---------- Provided entries ----------

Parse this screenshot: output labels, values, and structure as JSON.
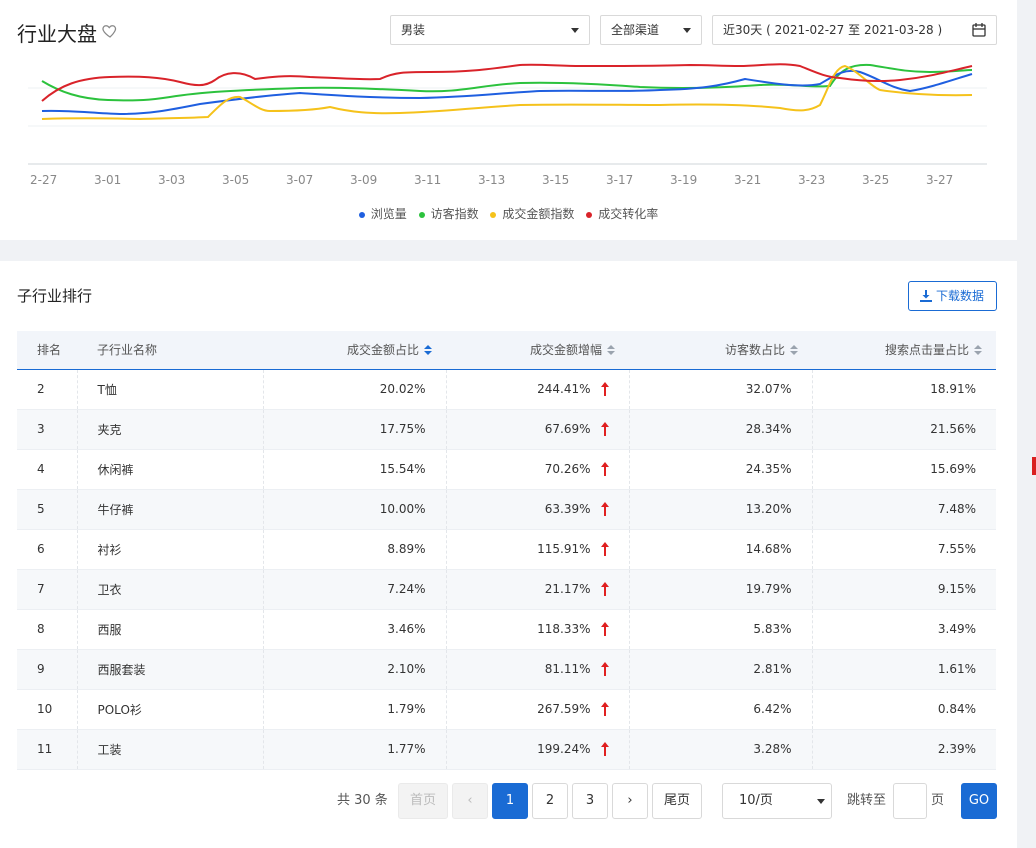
{
  "header": {
    "title": "行业大盘",
    "gender_select": "男装",
    "channel_select": "全部渠道",
    "date_range": "近30天 ( 2021-02-27 至 2021-03-28 )"
  },
  "chart_data": {
    "type": "line",
    "x": [
      "2-27",
      "3-01",
      "3-03",
      "3-05",
      "3-07",
      "3-09",
      "3-11",
      "3-13",
      "3-15",
      "3-17",
      "3-19",
      "3-21",
      "3-23",
      "3-25",
      "3-27"
    ],
    "legend": [
      "浏览量",
      "访客指数",
      "成交金额指数",
      "成交转化率"
    ],
    "colors": [
      "#1f5fe0",
      "#2cc23d",
      "#f5c21b",
      "#d9232a"
    ]
  },
  "ranking": {
    "title": "子行业排行",
    "download_label": "下载数据",
    "columns": [
      "排名",
      "子行业名称",
      "成交金额占比",
      "成交金额增幅",
      "访客数占比",
      "搜索点击量占比"
    ],
    "rows": [
      {
        "rank": "2",
        "name": "T恤",
        "amount": "20.02%",
        "growth": "244.41%",
        "visitors": "32.07%",
        "search": "18.91%"
      },
      {
        "rank": "3",
        "name": "夹克",
        "amount": "17.75%",
        "growth": "67.69%",
        "visitors": "28.34%",
        "search": "21.56%"
      },
      {
        "rank": "4",
        "name": "休闲裤",
        "amount": "15.54%",
        "growth": "70.26%",
        "visitors": "24.35%",
        "search": "15.69%"
      },
      {
        "rank": "5",
        "name": "牛仔裤",
        "amount": "10.00%",
        "growth": "63.39%",
        "visitors": "13.20%",
        "search": "7.48%"
      },
      {
        "rank": "6",
        "name": "衬衫",
        "amount": "8.89%",
        "growth": "115.91%",
        "visitors": "14.68%",
        "search": "7.55%"
      },
      {
        "rank": "7",
        "name": "卫衣",
        "amount": "7.24%",
        "growth": "21.17%",
        "visitors": "19.79%",
        "search": "9.15%"
      },
      {
        "rank": "8",
        "name": "西服",
        "amount": "3.46%",
        "growth": "118.33%",
        "visitors": "5.83%",
        "search": "3.49%"
      },
      {
        "rank": "9",
        "name": "西服套装",
        "amount": "2.10%",
        "growth": "81.11%",
        "visitors": "2.81%",
        "search": "1.61%"
      },
      {
        "rank": "10",
        "name": "POLO衫",
        "amount": "1.79%",
        "growth": "267.59%",
        "visitors": "6.42%",
        "search": "0.84%"
      },
      {
        "rank": "11",
        "name": "工装",
        "amount": "1.77%",
        "growth": "199.24%",
        "visitors": "3.28%",
        "search": "2.39%"
      }
    ]
  },
  "pagination": {
    "total": "共 30 条",
    "first": "首页",
    "prev": "‹",
    "pages": [
      "1",
      "2",
      "3"
    ],
    "next": "›",
    "last": "尾页",
    "page_size": "10/页",
    "jump_label": "跳转至",
    "page_unit": "页",
    "go": "GO"
  }
}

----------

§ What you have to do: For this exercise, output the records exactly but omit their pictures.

§ Expected output:
Parse this screenshot: output labels, values, and structure as JSON.
{
  "header": {
    "title": "行业大盘",
    "gender_select": "男装",
    "channel_select": "全部渠道",
    "date_range": "近30天 ( 2021-02-27 至 2021-03-28 )"
  },
  "chart_data": {
    "type": "line",
    "x": [
      "2-27",
      "3-01",
      "3-03",
      "3-05",
      "3-07",
      "3-09",
      "3-11",
      "3-13",
      "3-15",
      "3-17",
      "3-19",
      "3-21",
      "3-23",
      "3-25",
      "3-27"
    ],
    "legend": [
      "浏览量",
      "访客指数",
      "成交金额指数",
      "成交转化率"
    ],
    "colors": [
      "#1f5fe0",
      "#2cc23d",
      "#f5c21b",
      "#d9232a"
    ]
  },
  "ranking": {
    "title": "子行业排行",
    "download_label": "下载数据",
    "columns": [
      "排名",
      "子行业名称",
      "成交金额占比",
      "成交金额增幅",
      "访客数占比",
      "搜索点击量占比"
    ],
    "rows": [
      {
        "rank": "2",
        "name": "T恤",
        "amount": "20.02%",
        "growth": "244.41%",
        "visitors": "32.07%",
        "search": "18.91%"
      },
      {
        "rank": "3",
        "name": "夹克",
        "amount": "17.75%",
        "growth": "67.69%",
        "visitors": "28.34%",
        "search": "21.56%"
      },
      {
        "rank": "4",
        "name": "休闲裤",
        "amount": "15.54%",
        "growth": "70.26%",
        "visitors": "24.35%",
        "search": "15.69%"
      },
      {
        "rank": "5",
        "name": "牛仔裤",
        "amount": "10.00%",
        "growth": "63.39%",
        "visitors": "13.20%",
        "search": "7.48%"
      },
      {
        "rank": "6",
        "name": "衬衫",
        "amount": "8.89%",
        "growth": "115.91%",
        "visitors": "14.68%",
        "search": "7.55%"
      },
      {
        "rank": "7",
        "name": "卫衣",
        "amount": "7.24%",
        "growth": "21.17%",
        "visitors": "19.79%",
        "search": "9.15%"
      },
      {
        "rank": "8",
        "name": "西服",
        "amount": "3.46%",
        "growth": "118.33%",
        "visitors": "5.83%",
        "search": "3.49%"
      },
      {
        "rank": "9",
        "name": "西服套装",
        "amount": "2.10%",
        "growth": "81.11%",
        "visitors": "2.81%",
        "search": "1.61%"
      },
      {
        "rank": "10",
        "name": "POLO衫",
        "amount": "1.79%",
        "growth": "267.59%",
        "visitors": "6.42%",
        "search": "0.84%"
      },
      {
        "rank": "11",
        "name": "工装",
        "amount": "1.77%",
        "growth": "199.24%",
        "visitors": "3.28%",
        "search": "2.39%"
      }
    ]
  },
  "pagination": {
    "total": "共 30 条",
    "first": "首页",
    "prev": "‹",
    "pages": [
      "1",
      "2",
      "3"
    ],
    "next": "›",
    "last": "尾页",
    "page_size": "10/页",
    "jump_label": "跳转至",
    "page_unit": "页",
    "go": "GO"
  }
}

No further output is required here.